Businesses continue to invest in rigorous cybersecurity protections and their customers take comfort in knowing that their service providers have these safeguards in place to limit the risk of unauthorized access.  But these safeguards do not matter if a renegade “user” has entered valid login information.  Every individual user needs to appreciate the vulnerability created by weaknesses in their own password processes.   Additional requirements can be implemented by a service platform to force users to follow rigorous password procedures, but many of those impact service convenience and usability.   This article will focus on what you – as the password “owner” – can do to reduce the risk of a cybersecurity breach.

The first step is recognizing the risk that a bad actor, using highly sophisticated technology, may attempt to discover your password – by automated “guessing” or by “watching” your actual login process – and then apply “successful” login information (typically a username/password combination) across a multitude of websites.

With this risk in mind, it is important that you follow a personal password process that would follow these recommendations:

  • Pick a strong password. Balance the strength of the password against the sensitivity of the information that exists on the service platform. Use a long password with a combination of numbers, letters, capitalization, and special characters.  Avoid dictionary words.
  • Change the password periodically. Again, let the sensitivity of the information help define the frequency of password changes.
  • Enter the password only on trusted devices. Only trust devices that are running robust virus detection software.   Realize that keyboard tracking viruses can log websites visited and login information entered.   Part of keeping a device “trusted” is not falling victim to phishing attacks and being cautious about opening questionable attachments, even from senders that you know.  If you need to enter login information on a device you don’t fully trust, change your password promptly when you get back to a trusted device.
  • Use caution when using a public Wi-Fi network. Only access secure service platforms (following the https protocol) and be sure you use a strong password and change it periodically.  If you do not make regular password changes, be sure and change your password promptly after using a public Wi-Fi network.
  • Don’t use the same password for every service platform. Yes, this can add complexity and reduce convenience.   Balance the complexity and inconvenience against the sensitivity of the information on the service platform.   Consider using a password manager, like Last Pass (combined with a strong password).
  • Don’t share your password with anyone. Even if you trust them to not misuse it – do you trust them to follow the other guidelines outlined here? Will their reliance on the password make you reluctant to follow these guidelines?   For example, would you be less inclined to periodically change the “shared” password?
  • Use caution when saving passwords on devices.
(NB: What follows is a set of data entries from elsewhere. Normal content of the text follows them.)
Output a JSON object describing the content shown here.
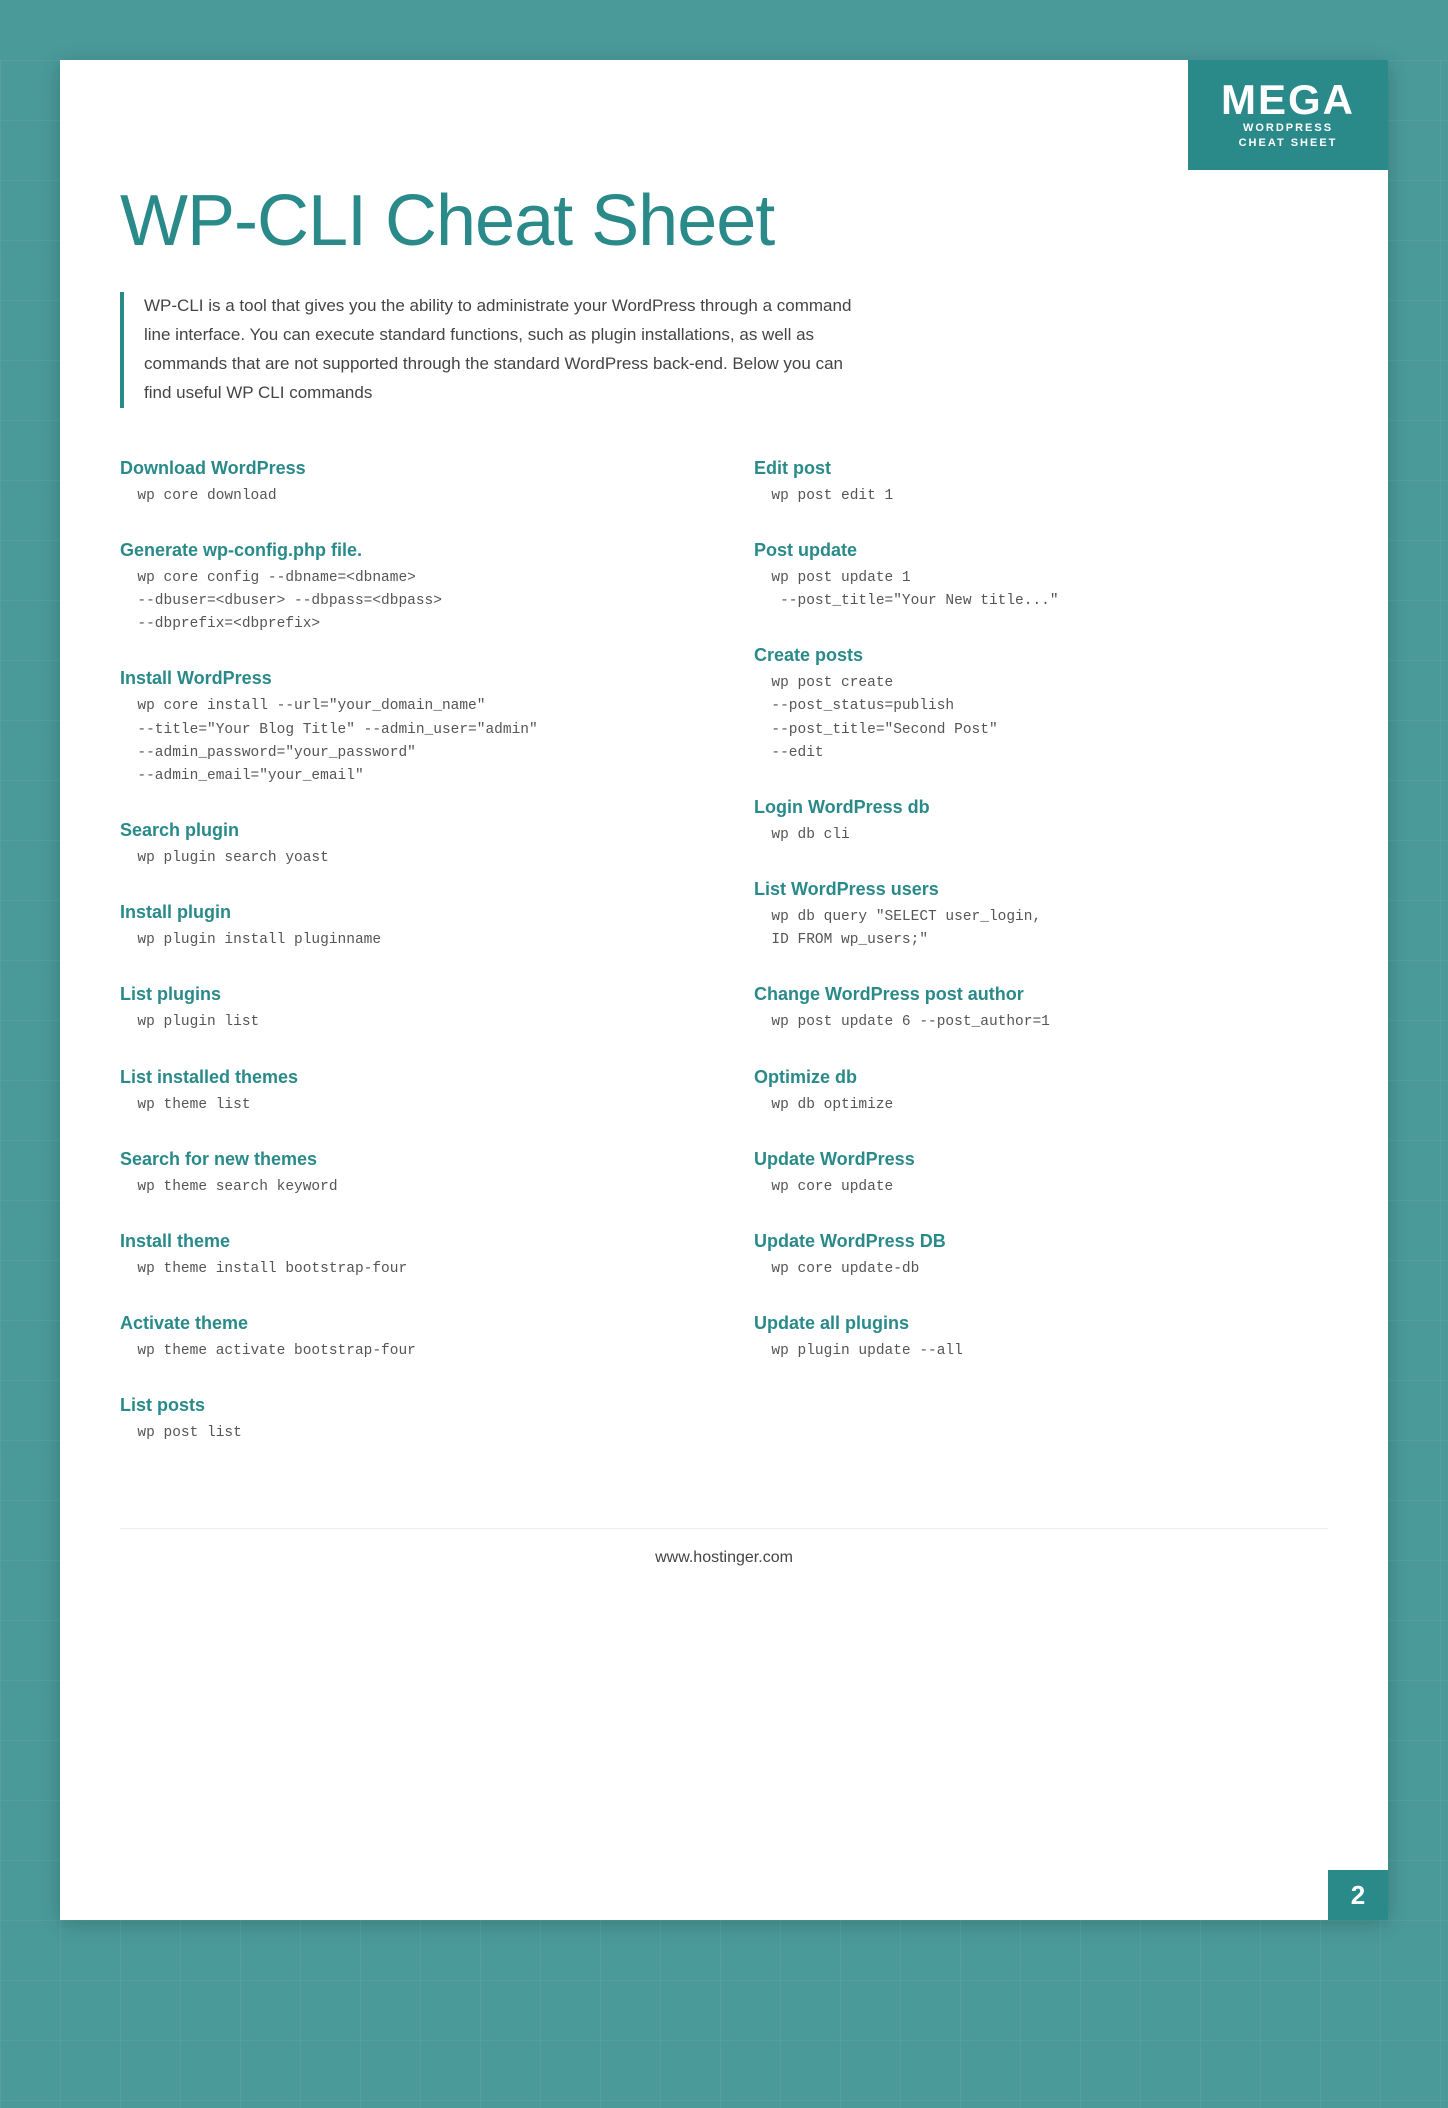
{
  "logo": {
    "mega": "MEGA",
    "line1": "WORDPRESS",
    "line2": "CHEAT SHEET"
  },
  "title": "WP-CLI Cheat Sheet",
  "intro": "WP-CLI is a tool that gives you the ability to administrate your WordPress through a command line interface. You can execute standard functions, such as plugin installations, as well as commands that are not supported through the standard WordPress back-end. Below you can find useful WP CLI commands",
  "footer_url": "www.hostinger.com",
  "page_number": "2",
  "left_sections": [
    {
      "title": "Download WordPress",
      "code": "  wp core download"
    },
    {
      "title": "Generate wp-config.php file.",
      "code": "  wp core config --dbname=<dbname>\n  --dbuser=<dbuser> --dbpass=<dbpass>\n  --dbprefix=<dbprefix>"
    },
    {
      "title": "Install WordPress",
      "code": "  wp core install --url=\"your_domain_name\"\n  --title=\"Your Blog Title\" --admin_user=\"admin\"\n  --admin_password=\"your_password\"\n  --admin_email=\"your_email\""
    },
    {
      "title": "Search plugin",
      "code": "  wp plugin search yoast"
    },
    {
      "title": "Install plugin",
      "code": "  wp plugin install pluginname"
    },
    {
      "title": "List plugins",
      "code": "  wp plugin list"
    },
    {
      "title": "List installed themes",
      "code": "  wp theme list"
    },
    {
      "title": "Search for new themes",
      "code": "  wp theme search keyword"
    },
    {
      "title": "Install theme",
      "code": "  wp theme install bootstrap-four"
    },
    {
      "title": "Activate theme",
      "code": "  wp theme activate bootstrap-four"
    },
    {
      "title": "List posts",
      "code": "  wp post list"
    }
  ],
  "right_sections": [
    {
      "title": "Edit post",
      "code": "  wp post edit 1"
    },
    {
      "title": "Post update",
      "code": "  wp post update 1\n   --post_title=\"Your New title...\""
    },
    {
      "title": "Create posts",
      "code": "  wp post create\n  --post_status=publish\n  --post_title=\"Second Post\"\n  --edit"
    },
    {
      "title": "Login WordPress db",
      "code": "  wp db cli"
    },
    {
      "title": "List WordPress users",
      "code": "  wp db query \"SELECT user_login,\n  ID FROM wp_users;\""
    },
    {
      "title": "Change WordPress post author",
      "code": "  wp post update 6 --post_author=1"
    },
    {
      "title": "Optimize db",
      "code": "  wp db optimize"
    },
    {
      "title": "Update WordPress",
      "code": "  wp core update"
    },
    {
      "title": "Update WordPress DB",
      "code": "  wp core update-db"
    },
    {
      "title": "Update all plugins",
      "code": "  wp plugin update --all"
    }
  ]
}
Avoid having your most secure passwords saved/remembered by your device(s).
  • Try not to write your password down. If you feel compelled to write your password on a Post-it note attached to your computer monitor, at least apply some risk assessment as to whether the monitor is in a highly secure location with tightly controlled access and then act accordingly.

When you start using a new service platform, think through these recommendations before deciding on your approach to the password for that service platform.